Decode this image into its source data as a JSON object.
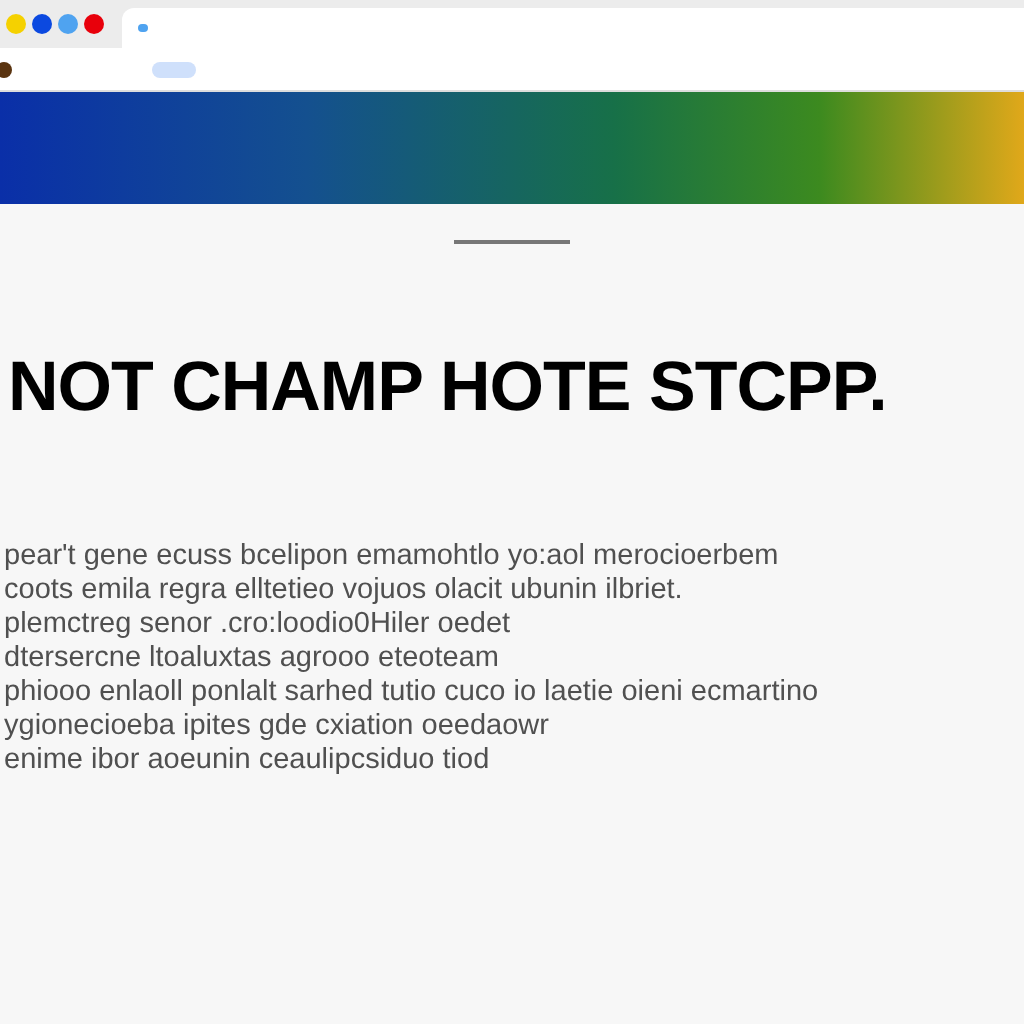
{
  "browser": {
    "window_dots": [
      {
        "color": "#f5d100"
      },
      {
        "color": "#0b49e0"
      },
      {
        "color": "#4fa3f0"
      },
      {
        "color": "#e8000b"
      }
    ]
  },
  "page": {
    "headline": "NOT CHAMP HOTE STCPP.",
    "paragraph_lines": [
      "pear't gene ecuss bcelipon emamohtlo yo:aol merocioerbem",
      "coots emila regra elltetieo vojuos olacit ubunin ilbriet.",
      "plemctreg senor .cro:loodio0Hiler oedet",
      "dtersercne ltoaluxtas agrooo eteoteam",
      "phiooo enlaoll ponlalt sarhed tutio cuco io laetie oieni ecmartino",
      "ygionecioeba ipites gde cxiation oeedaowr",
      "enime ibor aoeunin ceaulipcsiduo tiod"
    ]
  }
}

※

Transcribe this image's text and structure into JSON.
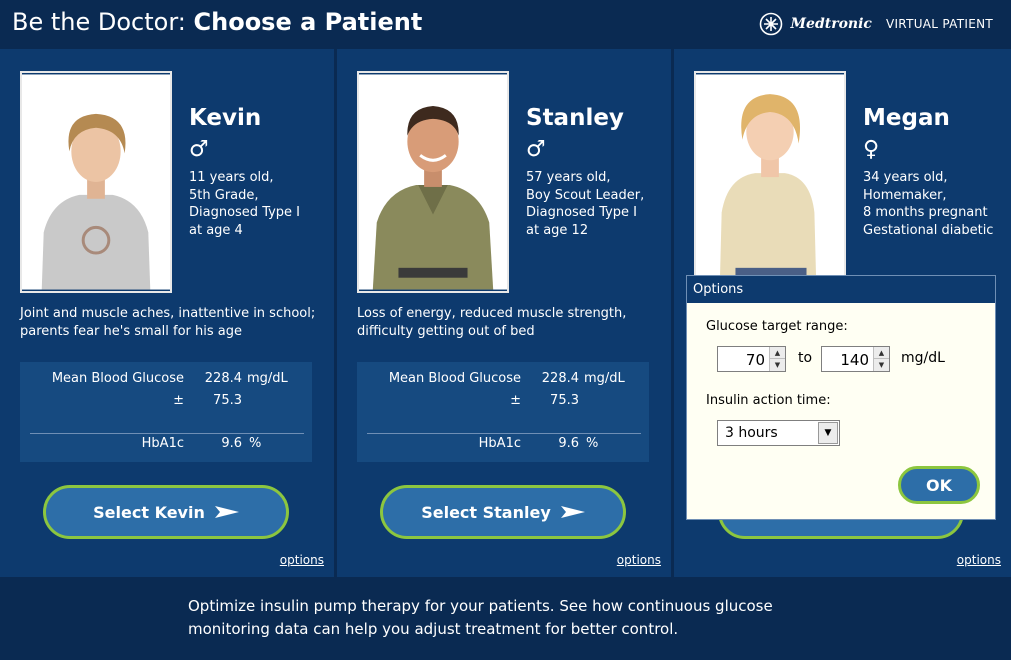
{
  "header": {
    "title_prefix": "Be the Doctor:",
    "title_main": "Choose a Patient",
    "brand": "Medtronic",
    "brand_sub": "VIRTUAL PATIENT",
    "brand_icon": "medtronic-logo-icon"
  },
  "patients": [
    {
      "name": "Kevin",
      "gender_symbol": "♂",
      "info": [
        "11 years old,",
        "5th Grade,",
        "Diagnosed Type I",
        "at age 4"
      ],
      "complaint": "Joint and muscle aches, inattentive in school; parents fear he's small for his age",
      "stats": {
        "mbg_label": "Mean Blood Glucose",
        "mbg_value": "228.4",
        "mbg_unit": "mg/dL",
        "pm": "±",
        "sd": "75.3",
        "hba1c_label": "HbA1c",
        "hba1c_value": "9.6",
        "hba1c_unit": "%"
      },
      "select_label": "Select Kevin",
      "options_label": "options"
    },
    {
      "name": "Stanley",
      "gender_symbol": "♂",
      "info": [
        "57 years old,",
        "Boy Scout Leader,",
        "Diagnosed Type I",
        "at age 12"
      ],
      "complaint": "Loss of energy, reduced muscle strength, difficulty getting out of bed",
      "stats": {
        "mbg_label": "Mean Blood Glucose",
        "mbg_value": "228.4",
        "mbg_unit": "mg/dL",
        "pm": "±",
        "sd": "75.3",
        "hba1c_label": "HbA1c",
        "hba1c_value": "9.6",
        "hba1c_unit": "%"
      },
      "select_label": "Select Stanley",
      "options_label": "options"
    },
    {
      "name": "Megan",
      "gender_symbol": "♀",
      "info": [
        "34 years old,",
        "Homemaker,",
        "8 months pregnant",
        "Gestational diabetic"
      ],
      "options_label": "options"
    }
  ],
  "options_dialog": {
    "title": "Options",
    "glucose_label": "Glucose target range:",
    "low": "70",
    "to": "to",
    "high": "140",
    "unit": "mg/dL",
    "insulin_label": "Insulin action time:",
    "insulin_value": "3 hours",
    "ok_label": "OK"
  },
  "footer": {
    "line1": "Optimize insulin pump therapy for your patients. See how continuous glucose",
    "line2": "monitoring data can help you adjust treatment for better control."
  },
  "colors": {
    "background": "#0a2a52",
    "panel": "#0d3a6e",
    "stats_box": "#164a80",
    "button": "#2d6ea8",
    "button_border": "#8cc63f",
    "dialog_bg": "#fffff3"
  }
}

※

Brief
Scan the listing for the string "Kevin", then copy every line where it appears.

Output of the exercise
      "name": "Kevin",
      "select_label": "Select Kevin",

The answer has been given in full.